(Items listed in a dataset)
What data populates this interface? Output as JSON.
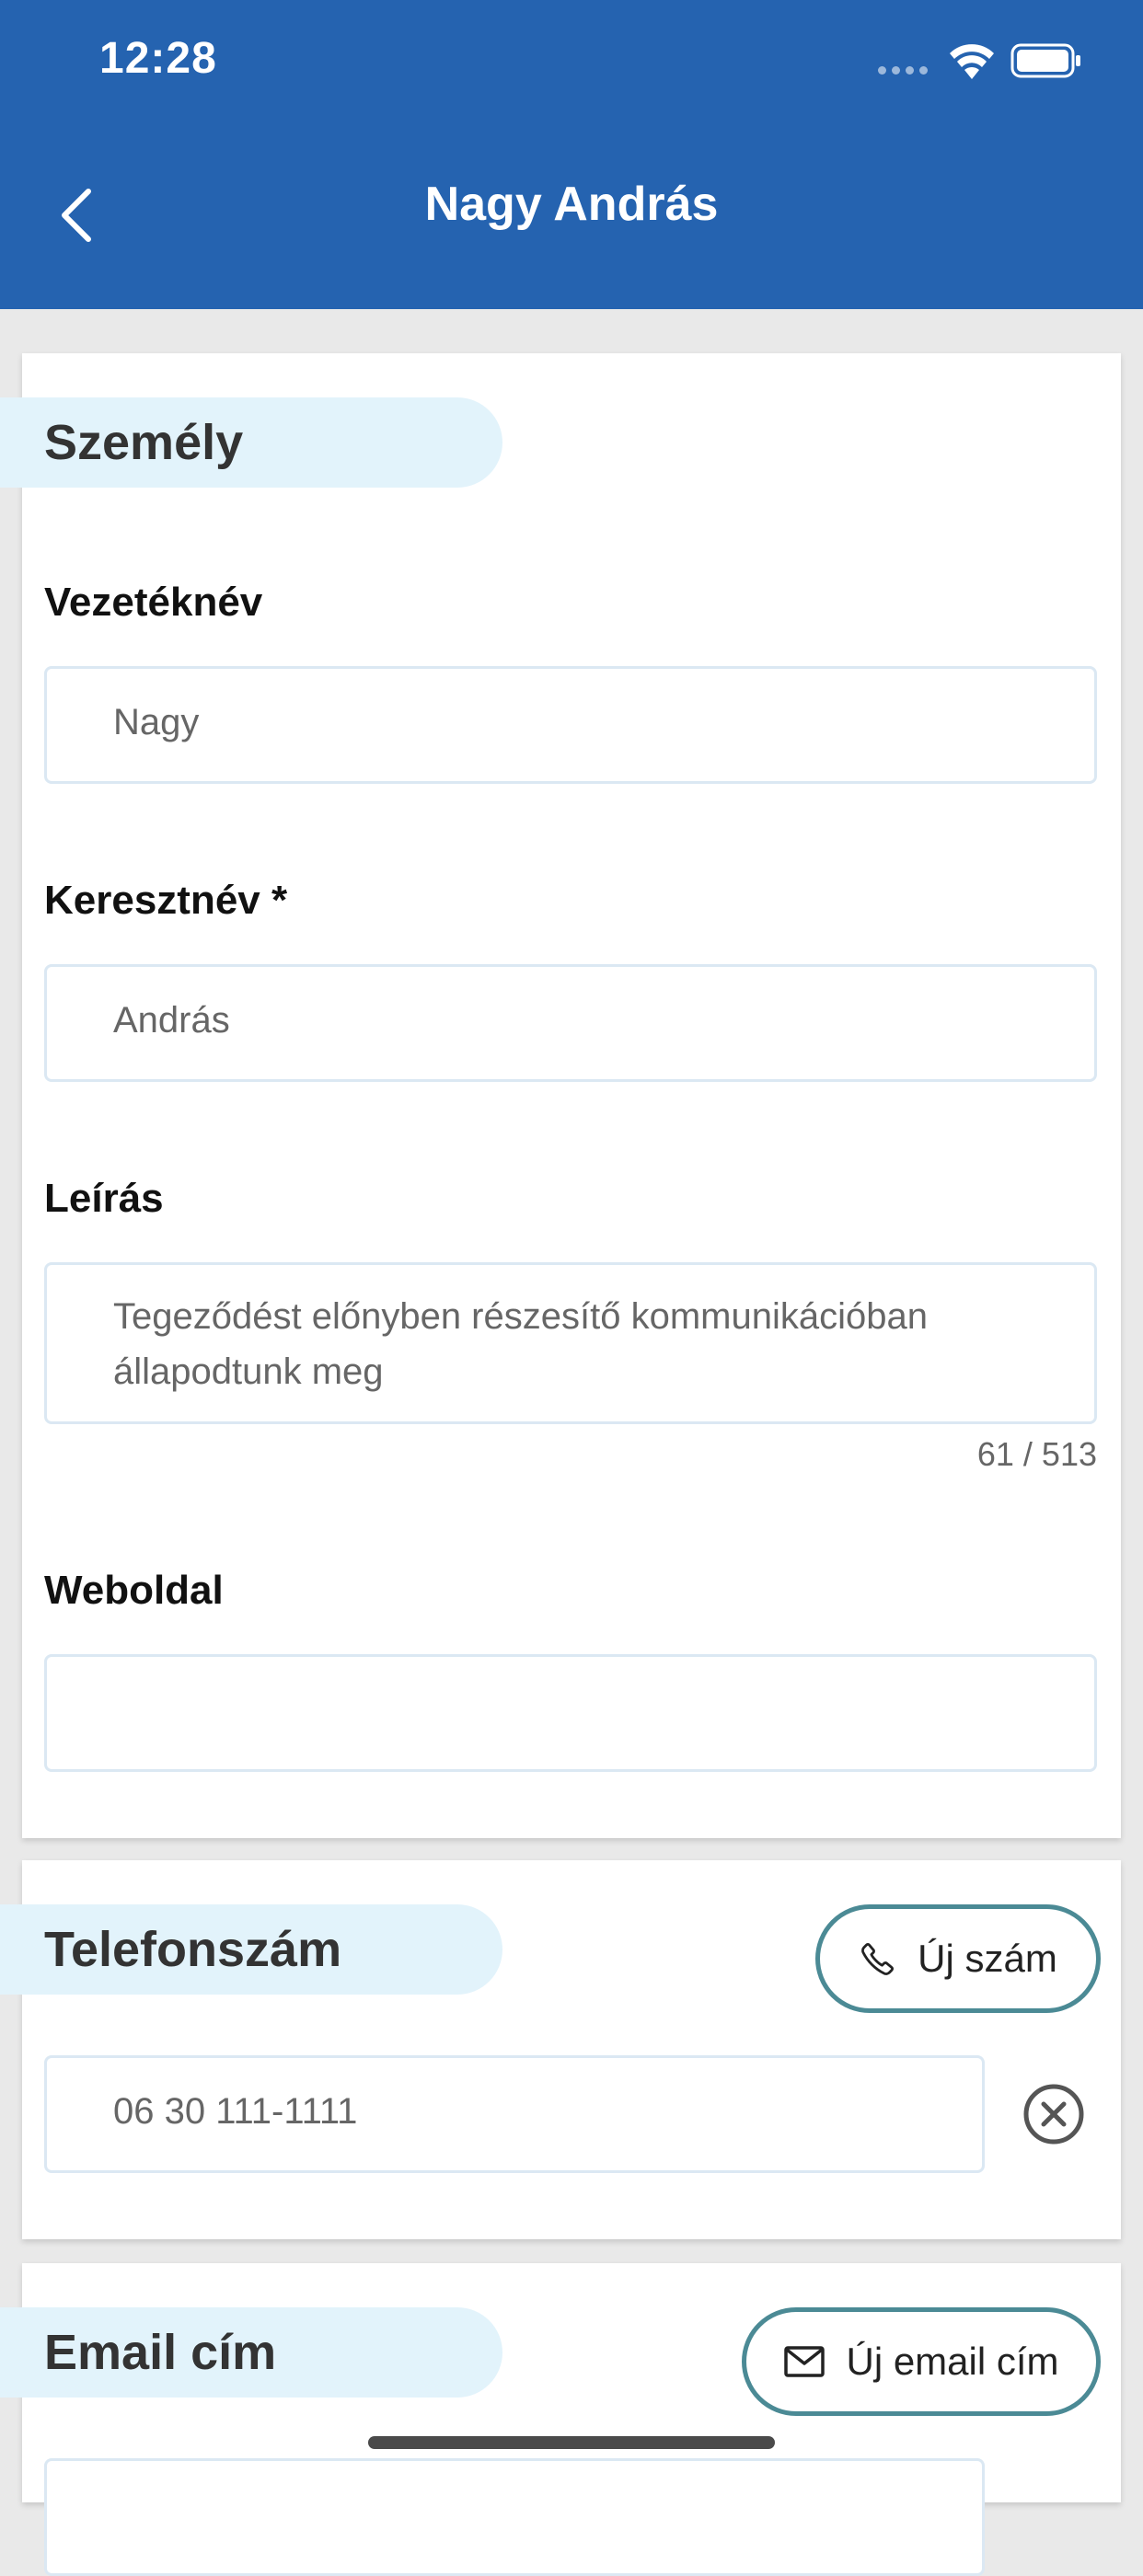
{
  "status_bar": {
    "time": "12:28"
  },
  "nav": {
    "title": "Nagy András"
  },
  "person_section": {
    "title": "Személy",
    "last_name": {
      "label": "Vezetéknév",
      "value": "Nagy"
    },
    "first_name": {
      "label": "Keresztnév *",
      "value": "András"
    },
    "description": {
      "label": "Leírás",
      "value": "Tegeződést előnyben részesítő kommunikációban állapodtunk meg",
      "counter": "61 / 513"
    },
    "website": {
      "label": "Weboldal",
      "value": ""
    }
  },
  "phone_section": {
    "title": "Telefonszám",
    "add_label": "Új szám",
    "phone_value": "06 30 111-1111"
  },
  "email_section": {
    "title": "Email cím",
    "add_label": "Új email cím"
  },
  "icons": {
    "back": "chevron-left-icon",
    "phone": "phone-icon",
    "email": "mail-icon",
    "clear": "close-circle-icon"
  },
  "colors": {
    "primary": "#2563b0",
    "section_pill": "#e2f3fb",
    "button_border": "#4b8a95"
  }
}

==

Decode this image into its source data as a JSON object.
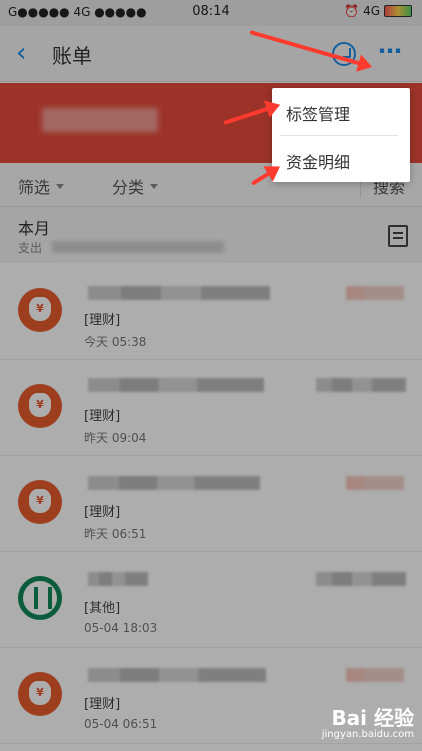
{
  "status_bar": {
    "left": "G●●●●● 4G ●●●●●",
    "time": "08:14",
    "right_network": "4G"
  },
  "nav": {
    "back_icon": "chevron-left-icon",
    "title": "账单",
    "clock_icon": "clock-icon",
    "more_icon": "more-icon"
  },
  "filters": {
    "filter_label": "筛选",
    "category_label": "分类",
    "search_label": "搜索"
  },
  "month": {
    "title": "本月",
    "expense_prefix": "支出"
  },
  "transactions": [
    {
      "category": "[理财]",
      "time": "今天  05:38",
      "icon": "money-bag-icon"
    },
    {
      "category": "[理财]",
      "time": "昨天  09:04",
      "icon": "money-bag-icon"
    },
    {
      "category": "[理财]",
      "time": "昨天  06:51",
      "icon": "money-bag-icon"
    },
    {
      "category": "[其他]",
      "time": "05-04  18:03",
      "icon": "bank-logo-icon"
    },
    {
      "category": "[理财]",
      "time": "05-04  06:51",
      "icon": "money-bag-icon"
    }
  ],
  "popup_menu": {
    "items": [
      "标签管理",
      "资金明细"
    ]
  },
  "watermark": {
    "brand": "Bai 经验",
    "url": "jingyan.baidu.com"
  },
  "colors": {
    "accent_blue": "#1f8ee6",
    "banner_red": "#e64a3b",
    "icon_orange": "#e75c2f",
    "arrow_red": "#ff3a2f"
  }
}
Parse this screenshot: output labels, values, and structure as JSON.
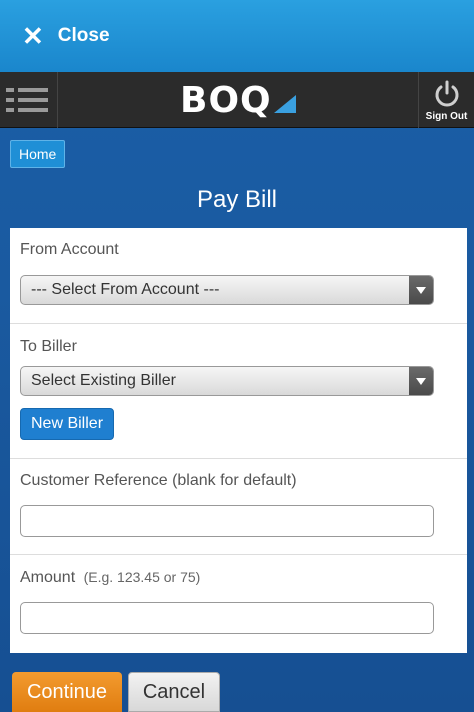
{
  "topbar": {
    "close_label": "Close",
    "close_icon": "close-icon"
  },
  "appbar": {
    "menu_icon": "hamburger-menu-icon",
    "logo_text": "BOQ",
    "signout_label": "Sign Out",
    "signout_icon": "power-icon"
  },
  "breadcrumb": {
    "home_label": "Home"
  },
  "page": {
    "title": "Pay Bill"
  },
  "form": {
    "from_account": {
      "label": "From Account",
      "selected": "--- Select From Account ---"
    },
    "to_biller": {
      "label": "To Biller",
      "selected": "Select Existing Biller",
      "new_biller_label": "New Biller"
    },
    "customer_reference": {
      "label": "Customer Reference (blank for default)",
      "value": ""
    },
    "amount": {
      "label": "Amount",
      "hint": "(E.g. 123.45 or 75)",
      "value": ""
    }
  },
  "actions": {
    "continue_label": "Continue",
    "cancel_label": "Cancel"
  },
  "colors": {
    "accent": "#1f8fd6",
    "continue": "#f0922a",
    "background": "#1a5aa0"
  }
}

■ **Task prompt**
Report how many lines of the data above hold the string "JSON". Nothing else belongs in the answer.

■ **Reply to the task**
3